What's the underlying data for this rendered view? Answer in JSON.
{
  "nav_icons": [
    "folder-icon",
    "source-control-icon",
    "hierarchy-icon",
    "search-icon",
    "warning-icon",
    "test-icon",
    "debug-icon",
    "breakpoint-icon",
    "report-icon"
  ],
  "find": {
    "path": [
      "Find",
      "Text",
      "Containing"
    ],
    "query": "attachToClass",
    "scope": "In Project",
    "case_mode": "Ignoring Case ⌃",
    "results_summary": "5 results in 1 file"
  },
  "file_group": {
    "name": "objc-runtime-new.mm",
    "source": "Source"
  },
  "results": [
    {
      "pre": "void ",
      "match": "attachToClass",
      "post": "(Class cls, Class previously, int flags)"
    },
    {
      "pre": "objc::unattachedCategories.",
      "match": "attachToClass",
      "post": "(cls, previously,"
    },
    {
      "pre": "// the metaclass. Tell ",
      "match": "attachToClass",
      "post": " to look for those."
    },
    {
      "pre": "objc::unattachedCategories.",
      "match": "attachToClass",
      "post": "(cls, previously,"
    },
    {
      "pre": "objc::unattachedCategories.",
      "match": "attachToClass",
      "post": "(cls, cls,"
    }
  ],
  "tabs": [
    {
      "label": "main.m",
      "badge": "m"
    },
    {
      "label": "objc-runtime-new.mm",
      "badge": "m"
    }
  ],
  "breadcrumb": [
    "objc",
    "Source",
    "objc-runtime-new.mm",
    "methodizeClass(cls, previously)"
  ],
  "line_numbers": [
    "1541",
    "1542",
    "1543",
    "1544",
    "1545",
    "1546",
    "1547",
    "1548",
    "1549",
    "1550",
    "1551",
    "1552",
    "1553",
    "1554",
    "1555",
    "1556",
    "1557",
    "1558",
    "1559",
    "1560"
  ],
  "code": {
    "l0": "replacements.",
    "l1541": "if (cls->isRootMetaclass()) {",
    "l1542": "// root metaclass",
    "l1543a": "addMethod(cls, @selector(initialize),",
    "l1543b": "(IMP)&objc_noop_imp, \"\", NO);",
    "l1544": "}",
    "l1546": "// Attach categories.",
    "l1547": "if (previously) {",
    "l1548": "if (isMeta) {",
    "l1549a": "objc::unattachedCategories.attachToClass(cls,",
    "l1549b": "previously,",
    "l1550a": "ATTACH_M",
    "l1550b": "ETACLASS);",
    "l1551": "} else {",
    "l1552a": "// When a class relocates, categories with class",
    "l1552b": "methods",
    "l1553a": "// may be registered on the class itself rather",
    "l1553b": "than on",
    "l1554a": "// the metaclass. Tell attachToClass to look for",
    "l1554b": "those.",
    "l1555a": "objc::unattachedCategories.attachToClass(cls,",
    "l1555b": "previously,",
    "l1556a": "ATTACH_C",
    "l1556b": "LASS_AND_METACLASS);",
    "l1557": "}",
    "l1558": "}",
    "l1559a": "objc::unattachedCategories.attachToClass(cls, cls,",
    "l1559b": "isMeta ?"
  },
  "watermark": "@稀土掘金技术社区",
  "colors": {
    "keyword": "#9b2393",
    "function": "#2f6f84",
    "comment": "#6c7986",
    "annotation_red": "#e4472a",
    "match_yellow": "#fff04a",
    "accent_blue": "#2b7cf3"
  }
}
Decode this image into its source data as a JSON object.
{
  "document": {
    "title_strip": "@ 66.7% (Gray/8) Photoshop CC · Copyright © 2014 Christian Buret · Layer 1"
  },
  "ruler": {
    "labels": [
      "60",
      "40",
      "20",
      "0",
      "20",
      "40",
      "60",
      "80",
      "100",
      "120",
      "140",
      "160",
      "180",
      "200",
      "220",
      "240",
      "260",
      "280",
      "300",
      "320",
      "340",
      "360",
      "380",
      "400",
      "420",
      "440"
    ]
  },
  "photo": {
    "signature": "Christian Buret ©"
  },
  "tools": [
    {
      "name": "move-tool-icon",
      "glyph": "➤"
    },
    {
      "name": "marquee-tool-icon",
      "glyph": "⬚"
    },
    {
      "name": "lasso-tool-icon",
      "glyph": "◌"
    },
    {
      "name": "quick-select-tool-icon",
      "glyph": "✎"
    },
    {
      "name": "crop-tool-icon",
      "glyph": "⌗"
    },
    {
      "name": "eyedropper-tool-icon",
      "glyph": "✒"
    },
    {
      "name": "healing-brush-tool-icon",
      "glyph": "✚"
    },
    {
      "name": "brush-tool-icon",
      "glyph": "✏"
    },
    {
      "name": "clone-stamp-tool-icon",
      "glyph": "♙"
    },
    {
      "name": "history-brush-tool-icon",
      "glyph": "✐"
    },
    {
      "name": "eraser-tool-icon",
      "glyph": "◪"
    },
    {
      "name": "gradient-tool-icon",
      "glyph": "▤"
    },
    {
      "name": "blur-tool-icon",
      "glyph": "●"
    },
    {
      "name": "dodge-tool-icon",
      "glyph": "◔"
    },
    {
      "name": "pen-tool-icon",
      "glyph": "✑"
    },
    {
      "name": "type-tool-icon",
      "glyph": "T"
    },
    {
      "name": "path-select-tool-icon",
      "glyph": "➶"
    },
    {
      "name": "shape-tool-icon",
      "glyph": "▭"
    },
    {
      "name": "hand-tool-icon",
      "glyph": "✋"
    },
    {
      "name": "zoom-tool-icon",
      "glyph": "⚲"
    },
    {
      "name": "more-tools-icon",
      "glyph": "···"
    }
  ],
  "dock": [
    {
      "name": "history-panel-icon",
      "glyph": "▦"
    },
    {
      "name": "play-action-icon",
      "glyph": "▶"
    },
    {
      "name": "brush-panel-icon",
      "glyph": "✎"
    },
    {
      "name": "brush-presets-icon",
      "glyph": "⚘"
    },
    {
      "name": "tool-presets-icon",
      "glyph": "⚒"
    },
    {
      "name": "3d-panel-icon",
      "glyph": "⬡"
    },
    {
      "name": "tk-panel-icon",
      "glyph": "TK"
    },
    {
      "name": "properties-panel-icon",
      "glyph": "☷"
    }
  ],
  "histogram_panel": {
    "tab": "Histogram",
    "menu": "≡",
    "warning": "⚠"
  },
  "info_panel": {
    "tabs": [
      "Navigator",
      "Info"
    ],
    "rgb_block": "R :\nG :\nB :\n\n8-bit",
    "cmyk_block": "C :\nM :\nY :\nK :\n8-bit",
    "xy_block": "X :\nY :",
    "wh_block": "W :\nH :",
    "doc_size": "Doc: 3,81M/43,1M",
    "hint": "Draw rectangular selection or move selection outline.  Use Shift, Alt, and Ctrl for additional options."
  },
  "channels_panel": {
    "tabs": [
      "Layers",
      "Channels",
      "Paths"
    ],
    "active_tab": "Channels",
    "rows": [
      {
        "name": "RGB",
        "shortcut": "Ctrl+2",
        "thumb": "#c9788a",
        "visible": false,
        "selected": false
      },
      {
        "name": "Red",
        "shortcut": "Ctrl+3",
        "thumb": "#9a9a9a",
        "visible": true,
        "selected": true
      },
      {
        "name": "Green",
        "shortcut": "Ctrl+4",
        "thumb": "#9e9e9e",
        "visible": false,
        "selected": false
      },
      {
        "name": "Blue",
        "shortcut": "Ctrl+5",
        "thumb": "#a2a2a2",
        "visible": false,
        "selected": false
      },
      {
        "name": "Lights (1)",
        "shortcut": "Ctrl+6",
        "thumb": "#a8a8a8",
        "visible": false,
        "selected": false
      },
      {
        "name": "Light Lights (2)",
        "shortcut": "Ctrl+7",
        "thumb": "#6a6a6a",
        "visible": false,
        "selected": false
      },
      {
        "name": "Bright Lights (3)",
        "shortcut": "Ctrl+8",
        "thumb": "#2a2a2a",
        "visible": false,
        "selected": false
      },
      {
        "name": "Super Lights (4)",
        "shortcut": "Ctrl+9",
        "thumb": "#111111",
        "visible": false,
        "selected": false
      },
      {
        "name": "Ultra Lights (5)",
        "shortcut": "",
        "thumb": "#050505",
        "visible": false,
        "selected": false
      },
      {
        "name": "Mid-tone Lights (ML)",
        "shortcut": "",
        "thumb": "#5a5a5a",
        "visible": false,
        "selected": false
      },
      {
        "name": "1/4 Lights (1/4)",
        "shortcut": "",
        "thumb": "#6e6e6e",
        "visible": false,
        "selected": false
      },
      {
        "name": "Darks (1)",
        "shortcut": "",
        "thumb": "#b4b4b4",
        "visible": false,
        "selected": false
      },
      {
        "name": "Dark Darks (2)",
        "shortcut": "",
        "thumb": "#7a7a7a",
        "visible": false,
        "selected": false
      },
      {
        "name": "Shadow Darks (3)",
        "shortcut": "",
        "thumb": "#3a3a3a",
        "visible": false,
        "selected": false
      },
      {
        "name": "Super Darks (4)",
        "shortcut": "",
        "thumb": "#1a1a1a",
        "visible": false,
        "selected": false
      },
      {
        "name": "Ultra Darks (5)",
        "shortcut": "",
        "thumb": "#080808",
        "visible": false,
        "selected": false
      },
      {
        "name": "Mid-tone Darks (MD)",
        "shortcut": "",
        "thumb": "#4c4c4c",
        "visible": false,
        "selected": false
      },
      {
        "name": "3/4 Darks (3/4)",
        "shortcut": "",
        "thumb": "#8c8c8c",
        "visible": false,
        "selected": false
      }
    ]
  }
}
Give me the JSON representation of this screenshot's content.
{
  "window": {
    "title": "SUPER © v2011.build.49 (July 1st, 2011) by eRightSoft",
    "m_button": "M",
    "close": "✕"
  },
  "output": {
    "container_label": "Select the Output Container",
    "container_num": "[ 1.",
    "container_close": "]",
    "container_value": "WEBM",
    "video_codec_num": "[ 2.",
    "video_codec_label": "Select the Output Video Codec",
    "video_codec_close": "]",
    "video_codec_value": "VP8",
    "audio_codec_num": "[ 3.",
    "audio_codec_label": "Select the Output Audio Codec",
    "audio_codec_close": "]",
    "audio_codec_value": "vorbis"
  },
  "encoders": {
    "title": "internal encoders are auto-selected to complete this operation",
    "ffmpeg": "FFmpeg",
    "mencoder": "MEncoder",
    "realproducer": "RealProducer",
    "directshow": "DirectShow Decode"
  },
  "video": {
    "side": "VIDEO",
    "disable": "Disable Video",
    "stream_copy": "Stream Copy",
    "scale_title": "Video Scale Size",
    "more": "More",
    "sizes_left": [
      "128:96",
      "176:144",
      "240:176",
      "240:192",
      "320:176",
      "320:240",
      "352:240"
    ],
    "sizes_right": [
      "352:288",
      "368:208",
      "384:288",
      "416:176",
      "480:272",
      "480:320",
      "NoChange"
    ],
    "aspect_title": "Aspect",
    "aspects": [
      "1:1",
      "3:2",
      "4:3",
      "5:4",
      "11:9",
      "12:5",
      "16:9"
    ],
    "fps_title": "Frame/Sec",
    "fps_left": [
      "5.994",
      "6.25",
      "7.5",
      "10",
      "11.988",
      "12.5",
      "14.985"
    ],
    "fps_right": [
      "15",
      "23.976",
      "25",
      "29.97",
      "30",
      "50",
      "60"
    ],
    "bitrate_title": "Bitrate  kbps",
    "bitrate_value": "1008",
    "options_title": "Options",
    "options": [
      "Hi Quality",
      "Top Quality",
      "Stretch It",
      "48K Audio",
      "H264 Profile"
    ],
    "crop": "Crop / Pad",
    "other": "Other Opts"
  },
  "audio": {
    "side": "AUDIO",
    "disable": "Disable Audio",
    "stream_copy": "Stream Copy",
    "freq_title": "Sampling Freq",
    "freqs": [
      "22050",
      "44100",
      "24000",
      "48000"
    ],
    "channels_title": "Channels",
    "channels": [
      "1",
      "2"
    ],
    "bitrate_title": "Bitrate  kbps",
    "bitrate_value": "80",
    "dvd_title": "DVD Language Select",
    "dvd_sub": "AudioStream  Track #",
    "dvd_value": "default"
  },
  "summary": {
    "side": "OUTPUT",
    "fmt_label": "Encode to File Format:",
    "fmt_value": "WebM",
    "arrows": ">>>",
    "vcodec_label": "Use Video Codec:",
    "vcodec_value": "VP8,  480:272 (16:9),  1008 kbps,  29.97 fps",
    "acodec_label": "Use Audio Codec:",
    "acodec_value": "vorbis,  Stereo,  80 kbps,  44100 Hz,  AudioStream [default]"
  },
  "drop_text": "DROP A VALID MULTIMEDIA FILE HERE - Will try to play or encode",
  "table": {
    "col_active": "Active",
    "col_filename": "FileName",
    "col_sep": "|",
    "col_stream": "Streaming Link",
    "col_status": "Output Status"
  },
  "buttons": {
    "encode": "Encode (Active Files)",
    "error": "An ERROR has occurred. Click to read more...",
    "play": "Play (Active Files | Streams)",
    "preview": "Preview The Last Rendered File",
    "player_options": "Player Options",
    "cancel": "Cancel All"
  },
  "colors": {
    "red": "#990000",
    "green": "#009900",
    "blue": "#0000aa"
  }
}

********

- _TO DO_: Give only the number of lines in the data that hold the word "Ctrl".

- _RESULT OF THE TASK_: 9